» **Material for the task**
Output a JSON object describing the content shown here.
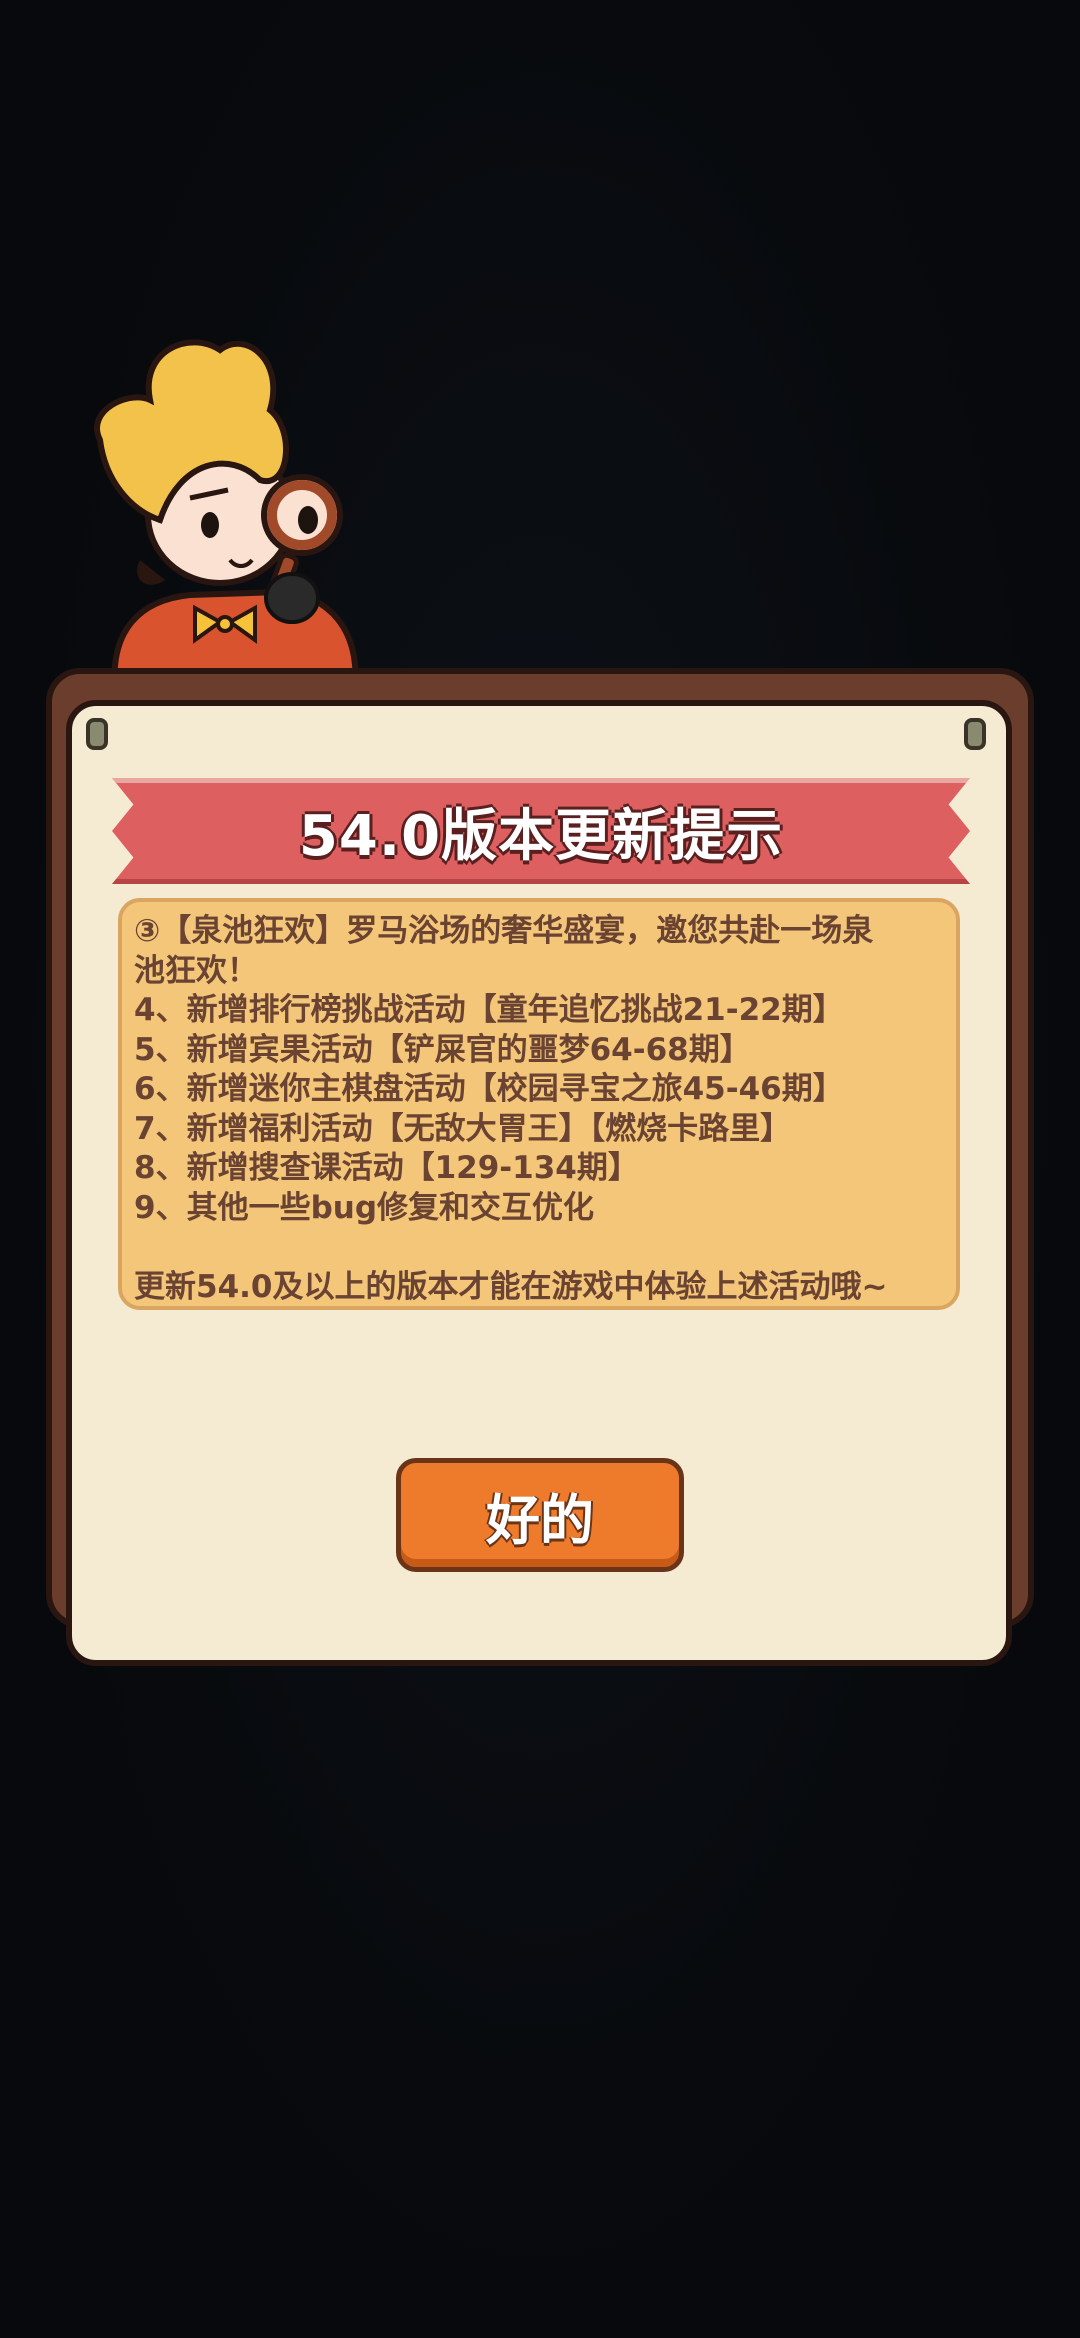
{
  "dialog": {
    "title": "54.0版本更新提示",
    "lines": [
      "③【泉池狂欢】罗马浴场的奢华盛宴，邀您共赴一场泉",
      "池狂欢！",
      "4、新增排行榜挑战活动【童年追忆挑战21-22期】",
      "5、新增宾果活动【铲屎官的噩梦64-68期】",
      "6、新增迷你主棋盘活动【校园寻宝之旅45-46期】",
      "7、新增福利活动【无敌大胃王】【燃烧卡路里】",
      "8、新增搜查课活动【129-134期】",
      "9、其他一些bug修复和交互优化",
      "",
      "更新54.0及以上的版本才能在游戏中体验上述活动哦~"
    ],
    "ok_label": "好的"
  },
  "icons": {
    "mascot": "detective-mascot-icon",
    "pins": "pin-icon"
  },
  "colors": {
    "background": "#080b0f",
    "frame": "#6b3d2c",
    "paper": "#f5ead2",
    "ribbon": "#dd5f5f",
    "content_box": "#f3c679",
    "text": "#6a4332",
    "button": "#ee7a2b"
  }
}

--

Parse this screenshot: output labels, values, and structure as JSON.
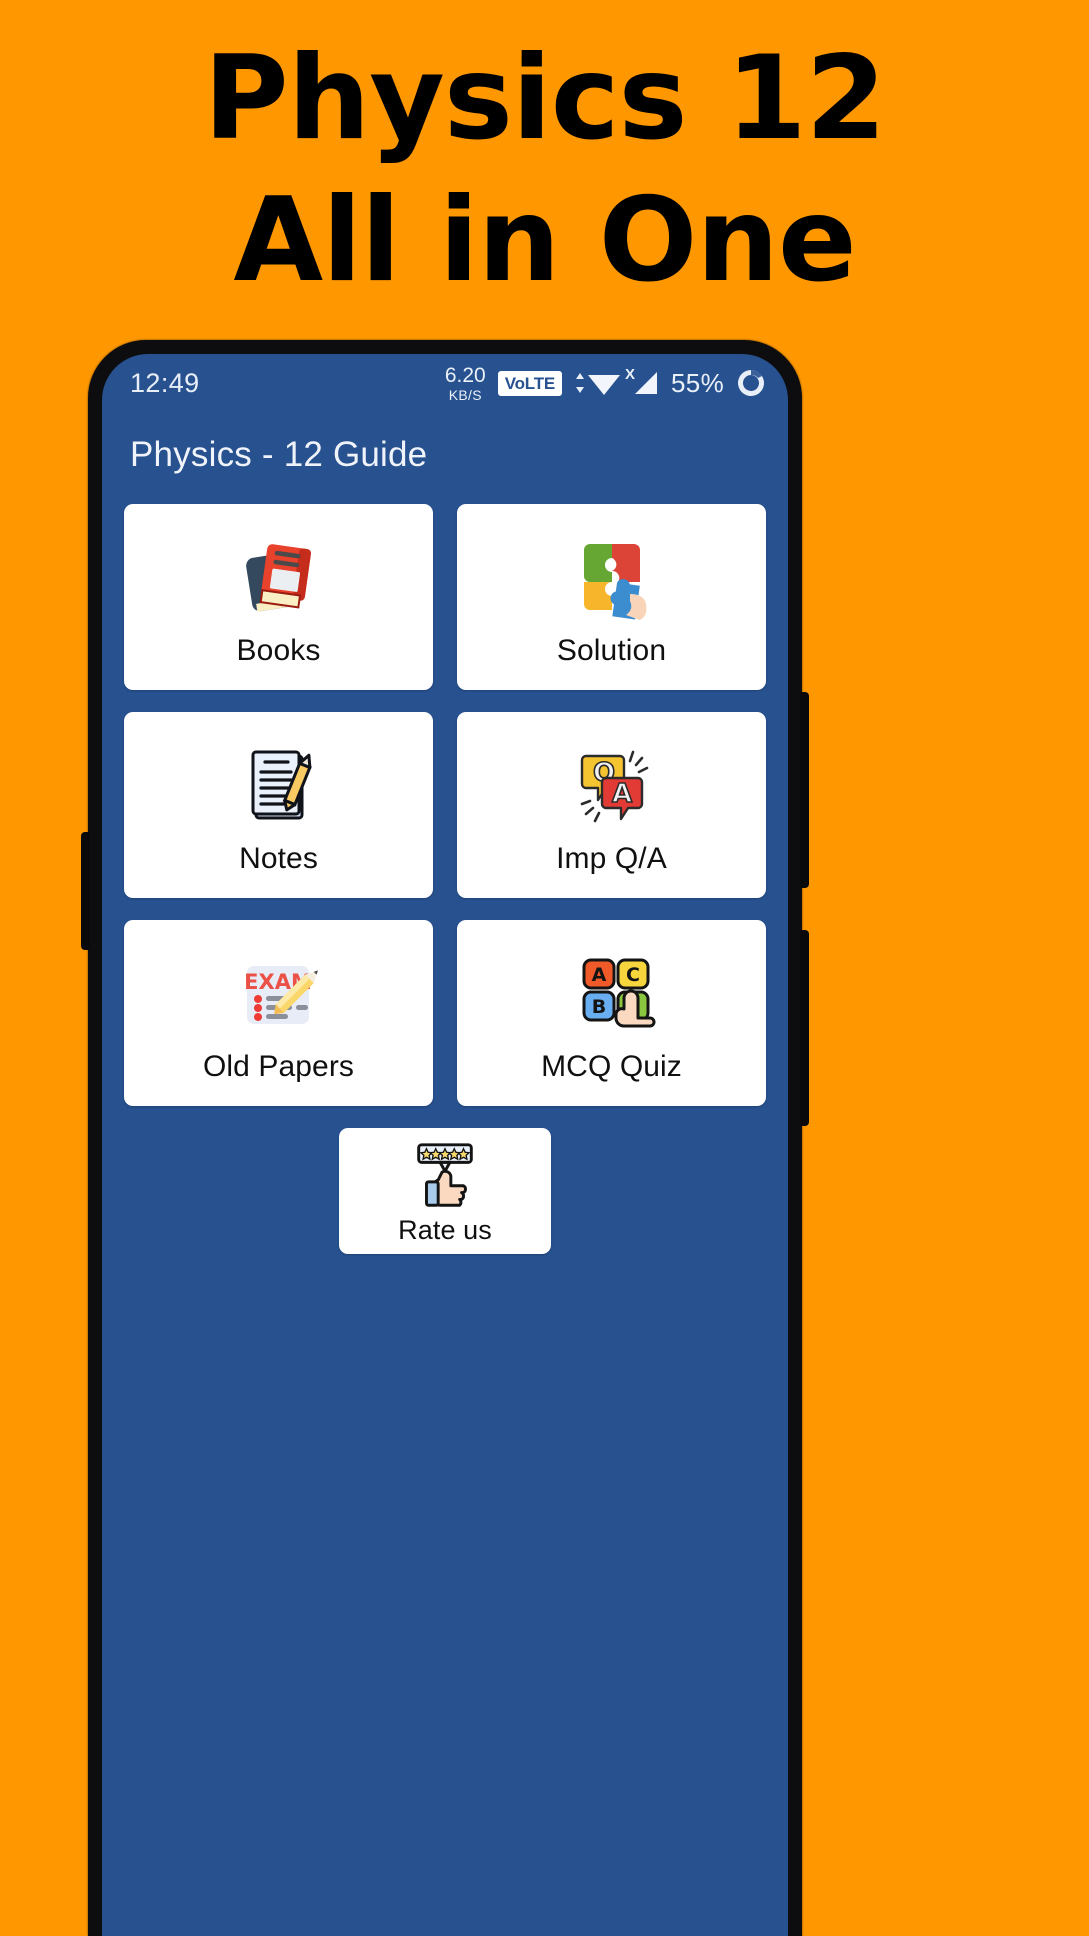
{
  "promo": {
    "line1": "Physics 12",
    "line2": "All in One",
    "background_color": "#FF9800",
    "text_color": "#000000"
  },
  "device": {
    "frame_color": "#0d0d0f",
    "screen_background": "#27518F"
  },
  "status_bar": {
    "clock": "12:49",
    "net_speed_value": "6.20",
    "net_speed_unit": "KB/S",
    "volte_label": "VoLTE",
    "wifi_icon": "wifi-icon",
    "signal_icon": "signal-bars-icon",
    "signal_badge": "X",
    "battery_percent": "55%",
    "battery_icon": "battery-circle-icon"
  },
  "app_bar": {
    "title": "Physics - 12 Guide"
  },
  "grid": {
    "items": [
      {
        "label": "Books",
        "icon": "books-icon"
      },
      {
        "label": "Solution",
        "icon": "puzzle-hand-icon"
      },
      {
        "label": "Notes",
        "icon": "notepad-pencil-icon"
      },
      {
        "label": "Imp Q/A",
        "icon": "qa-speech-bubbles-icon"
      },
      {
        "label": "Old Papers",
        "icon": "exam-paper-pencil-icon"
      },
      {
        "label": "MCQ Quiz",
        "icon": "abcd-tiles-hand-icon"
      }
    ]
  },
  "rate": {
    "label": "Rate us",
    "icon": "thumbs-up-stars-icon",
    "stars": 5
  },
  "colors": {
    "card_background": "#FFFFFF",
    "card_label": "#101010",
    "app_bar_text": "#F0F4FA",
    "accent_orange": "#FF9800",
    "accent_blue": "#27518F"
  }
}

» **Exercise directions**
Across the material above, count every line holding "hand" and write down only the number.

» **Result below**
2